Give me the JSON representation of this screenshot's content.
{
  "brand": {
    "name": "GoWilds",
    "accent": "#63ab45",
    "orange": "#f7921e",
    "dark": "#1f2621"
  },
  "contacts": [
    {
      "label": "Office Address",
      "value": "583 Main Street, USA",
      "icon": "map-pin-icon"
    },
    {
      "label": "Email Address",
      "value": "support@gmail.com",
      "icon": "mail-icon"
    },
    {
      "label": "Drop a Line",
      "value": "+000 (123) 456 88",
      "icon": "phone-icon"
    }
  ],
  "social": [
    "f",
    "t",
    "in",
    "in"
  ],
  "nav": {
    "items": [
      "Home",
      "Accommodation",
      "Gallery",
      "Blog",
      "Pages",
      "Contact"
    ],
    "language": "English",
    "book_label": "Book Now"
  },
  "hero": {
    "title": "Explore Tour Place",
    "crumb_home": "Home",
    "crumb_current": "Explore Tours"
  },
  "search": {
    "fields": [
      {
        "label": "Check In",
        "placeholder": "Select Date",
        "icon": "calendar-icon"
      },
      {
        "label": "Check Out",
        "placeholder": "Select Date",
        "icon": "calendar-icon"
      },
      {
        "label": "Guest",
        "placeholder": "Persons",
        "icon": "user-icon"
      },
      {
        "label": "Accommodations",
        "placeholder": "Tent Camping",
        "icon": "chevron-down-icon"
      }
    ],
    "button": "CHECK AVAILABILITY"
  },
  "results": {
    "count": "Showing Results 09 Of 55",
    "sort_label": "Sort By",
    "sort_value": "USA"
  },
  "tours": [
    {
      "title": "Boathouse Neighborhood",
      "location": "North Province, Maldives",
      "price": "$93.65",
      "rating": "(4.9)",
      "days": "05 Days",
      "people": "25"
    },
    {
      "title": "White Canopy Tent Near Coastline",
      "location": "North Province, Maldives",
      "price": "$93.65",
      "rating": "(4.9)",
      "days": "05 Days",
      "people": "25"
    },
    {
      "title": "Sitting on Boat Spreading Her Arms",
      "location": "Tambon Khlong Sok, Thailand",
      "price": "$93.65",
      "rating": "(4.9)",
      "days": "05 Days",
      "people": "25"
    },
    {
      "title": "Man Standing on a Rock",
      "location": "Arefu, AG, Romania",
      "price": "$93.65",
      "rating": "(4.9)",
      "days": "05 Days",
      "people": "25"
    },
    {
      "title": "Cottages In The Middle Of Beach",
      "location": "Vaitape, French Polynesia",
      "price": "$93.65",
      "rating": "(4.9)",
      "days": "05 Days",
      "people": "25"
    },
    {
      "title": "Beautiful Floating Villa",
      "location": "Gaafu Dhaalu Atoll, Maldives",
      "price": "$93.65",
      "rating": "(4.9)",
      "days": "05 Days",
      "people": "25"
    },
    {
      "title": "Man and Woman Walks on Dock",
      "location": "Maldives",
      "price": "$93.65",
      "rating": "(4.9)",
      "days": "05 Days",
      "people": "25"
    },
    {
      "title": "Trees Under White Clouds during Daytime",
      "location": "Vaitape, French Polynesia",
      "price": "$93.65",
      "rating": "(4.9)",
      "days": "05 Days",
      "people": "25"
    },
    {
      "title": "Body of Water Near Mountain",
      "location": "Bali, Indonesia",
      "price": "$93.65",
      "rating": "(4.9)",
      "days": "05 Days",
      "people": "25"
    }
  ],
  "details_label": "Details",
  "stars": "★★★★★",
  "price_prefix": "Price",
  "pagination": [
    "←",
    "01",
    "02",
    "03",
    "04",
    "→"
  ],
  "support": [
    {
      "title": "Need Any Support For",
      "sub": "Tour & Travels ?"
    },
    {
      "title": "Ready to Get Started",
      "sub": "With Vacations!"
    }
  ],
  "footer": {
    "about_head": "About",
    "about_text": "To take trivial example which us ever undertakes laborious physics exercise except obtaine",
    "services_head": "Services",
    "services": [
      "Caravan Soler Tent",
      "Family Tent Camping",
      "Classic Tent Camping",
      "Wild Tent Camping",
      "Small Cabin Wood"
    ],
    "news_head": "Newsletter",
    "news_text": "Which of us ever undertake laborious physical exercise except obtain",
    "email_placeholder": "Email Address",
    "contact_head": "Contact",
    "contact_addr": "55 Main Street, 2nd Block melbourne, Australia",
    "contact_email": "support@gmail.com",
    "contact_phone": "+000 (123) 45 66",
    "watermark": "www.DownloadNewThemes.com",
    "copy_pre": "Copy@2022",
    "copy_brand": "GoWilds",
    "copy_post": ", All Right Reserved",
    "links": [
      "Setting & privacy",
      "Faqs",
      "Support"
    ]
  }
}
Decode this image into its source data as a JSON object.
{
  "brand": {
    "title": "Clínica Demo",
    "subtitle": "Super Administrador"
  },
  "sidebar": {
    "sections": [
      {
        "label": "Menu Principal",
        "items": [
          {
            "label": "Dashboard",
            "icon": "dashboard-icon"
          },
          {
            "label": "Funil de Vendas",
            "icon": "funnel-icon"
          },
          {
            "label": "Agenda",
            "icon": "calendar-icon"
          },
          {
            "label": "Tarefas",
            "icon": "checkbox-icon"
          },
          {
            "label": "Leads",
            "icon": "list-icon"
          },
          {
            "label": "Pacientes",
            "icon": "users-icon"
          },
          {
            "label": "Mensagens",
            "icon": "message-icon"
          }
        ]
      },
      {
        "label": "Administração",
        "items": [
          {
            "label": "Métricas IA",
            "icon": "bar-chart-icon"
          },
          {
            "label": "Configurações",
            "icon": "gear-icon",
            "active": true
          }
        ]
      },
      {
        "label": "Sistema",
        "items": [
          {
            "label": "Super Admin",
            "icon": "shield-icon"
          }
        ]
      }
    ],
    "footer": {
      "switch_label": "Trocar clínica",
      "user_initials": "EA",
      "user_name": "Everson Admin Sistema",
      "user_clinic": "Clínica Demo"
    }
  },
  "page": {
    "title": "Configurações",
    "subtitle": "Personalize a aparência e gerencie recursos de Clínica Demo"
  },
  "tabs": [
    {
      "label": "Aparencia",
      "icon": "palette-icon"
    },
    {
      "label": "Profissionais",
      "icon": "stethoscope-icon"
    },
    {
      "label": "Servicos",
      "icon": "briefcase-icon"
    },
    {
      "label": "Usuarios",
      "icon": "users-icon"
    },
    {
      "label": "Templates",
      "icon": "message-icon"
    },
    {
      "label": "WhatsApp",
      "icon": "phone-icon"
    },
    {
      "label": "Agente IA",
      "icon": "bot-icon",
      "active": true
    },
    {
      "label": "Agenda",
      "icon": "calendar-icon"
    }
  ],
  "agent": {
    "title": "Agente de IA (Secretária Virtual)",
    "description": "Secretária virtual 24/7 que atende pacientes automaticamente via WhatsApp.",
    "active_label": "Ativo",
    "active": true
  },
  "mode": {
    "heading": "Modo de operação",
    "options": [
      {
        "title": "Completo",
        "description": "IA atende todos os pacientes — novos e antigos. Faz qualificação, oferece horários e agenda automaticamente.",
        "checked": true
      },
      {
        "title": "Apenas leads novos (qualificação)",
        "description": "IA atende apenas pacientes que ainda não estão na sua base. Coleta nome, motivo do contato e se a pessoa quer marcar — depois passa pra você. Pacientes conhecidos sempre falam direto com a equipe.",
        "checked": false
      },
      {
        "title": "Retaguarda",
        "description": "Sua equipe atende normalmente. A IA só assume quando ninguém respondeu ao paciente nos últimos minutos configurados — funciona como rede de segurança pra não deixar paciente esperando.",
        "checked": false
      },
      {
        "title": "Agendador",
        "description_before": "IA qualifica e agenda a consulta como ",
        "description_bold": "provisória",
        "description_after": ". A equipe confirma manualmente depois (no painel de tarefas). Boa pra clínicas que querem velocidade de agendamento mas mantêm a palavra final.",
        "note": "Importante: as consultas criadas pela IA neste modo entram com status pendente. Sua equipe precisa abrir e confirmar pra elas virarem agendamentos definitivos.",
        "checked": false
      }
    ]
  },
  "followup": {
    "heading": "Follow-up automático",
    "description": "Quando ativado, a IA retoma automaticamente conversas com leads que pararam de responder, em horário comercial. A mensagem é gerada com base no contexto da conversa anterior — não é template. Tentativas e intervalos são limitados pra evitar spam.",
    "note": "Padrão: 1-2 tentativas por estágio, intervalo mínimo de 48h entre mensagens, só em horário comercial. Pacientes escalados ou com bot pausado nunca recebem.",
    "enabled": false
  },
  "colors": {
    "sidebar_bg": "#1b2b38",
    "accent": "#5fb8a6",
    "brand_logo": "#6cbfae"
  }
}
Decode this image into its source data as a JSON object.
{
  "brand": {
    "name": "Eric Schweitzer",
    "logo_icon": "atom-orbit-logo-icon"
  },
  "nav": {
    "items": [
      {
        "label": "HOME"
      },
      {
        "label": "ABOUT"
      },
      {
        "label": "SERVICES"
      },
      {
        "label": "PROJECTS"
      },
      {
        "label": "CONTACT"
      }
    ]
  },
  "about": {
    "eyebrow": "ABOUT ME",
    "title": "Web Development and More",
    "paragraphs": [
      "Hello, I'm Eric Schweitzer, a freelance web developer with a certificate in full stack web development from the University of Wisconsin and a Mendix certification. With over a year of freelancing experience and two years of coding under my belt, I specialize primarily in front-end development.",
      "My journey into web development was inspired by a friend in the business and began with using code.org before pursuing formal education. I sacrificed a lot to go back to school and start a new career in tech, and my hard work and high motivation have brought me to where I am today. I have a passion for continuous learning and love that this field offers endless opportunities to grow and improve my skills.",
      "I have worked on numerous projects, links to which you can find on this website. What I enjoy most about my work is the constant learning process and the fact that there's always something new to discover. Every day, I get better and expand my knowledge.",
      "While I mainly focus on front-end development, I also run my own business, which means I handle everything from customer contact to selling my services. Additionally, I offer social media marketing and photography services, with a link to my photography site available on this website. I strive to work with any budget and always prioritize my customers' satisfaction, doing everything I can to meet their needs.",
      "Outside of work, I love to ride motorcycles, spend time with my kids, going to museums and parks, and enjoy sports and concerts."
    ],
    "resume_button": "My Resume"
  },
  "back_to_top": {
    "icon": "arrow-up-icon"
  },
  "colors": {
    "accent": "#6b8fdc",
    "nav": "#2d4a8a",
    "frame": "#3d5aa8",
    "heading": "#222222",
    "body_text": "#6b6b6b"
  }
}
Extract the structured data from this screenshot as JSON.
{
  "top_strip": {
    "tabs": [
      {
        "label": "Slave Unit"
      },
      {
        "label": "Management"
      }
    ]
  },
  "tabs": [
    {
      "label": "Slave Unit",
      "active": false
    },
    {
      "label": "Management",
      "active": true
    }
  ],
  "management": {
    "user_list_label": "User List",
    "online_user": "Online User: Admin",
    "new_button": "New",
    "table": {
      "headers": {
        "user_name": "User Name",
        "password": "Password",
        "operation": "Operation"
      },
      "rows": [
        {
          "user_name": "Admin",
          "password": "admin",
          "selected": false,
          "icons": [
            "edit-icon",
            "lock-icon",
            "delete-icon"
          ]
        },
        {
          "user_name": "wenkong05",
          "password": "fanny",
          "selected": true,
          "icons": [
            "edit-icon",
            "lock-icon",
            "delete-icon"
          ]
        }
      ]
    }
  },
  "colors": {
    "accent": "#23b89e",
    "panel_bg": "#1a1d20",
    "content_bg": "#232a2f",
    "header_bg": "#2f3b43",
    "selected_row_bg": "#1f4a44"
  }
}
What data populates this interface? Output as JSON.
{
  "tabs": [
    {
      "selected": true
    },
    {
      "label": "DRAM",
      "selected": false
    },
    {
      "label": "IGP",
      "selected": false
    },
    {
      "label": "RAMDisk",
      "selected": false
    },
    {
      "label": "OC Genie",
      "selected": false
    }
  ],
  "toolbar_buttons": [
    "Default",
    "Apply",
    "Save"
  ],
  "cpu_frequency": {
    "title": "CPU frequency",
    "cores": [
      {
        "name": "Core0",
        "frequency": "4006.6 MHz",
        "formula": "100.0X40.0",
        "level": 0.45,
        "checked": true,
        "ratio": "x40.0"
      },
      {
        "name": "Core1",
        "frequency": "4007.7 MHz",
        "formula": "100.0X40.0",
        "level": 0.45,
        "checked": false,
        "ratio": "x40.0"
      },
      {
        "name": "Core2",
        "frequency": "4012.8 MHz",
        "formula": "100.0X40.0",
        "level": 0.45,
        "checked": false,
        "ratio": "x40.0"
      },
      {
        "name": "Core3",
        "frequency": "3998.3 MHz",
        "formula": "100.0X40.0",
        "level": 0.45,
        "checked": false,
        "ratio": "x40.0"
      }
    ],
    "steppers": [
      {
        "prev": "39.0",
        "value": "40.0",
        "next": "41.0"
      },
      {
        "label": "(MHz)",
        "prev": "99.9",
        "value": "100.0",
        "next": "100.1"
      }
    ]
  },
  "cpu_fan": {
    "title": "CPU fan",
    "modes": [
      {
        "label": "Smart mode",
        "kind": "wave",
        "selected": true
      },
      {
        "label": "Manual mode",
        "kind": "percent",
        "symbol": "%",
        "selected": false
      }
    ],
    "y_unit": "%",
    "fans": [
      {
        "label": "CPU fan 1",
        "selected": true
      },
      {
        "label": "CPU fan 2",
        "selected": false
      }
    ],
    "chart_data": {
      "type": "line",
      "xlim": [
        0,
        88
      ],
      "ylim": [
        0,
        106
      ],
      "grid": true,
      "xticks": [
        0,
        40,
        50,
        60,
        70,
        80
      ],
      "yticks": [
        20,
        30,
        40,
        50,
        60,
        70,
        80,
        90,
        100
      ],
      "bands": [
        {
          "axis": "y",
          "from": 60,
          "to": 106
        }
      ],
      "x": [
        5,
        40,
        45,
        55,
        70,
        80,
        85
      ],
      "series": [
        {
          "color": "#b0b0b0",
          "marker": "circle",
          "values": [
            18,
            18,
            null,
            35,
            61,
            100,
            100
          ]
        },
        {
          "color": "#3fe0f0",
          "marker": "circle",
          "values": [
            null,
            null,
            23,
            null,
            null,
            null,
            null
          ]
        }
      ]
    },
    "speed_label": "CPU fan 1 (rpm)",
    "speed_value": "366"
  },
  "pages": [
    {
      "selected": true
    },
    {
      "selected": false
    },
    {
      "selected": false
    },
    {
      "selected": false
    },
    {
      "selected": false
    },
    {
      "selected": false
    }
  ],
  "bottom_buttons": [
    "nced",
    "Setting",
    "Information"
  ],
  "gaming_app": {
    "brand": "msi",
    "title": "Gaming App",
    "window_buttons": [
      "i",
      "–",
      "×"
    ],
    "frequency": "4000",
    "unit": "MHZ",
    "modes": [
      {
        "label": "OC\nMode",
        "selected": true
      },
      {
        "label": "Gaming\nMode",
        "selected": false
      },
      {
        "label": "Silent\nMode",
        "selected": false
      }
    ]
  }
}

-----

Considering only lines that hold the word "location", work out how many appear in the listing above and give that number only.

9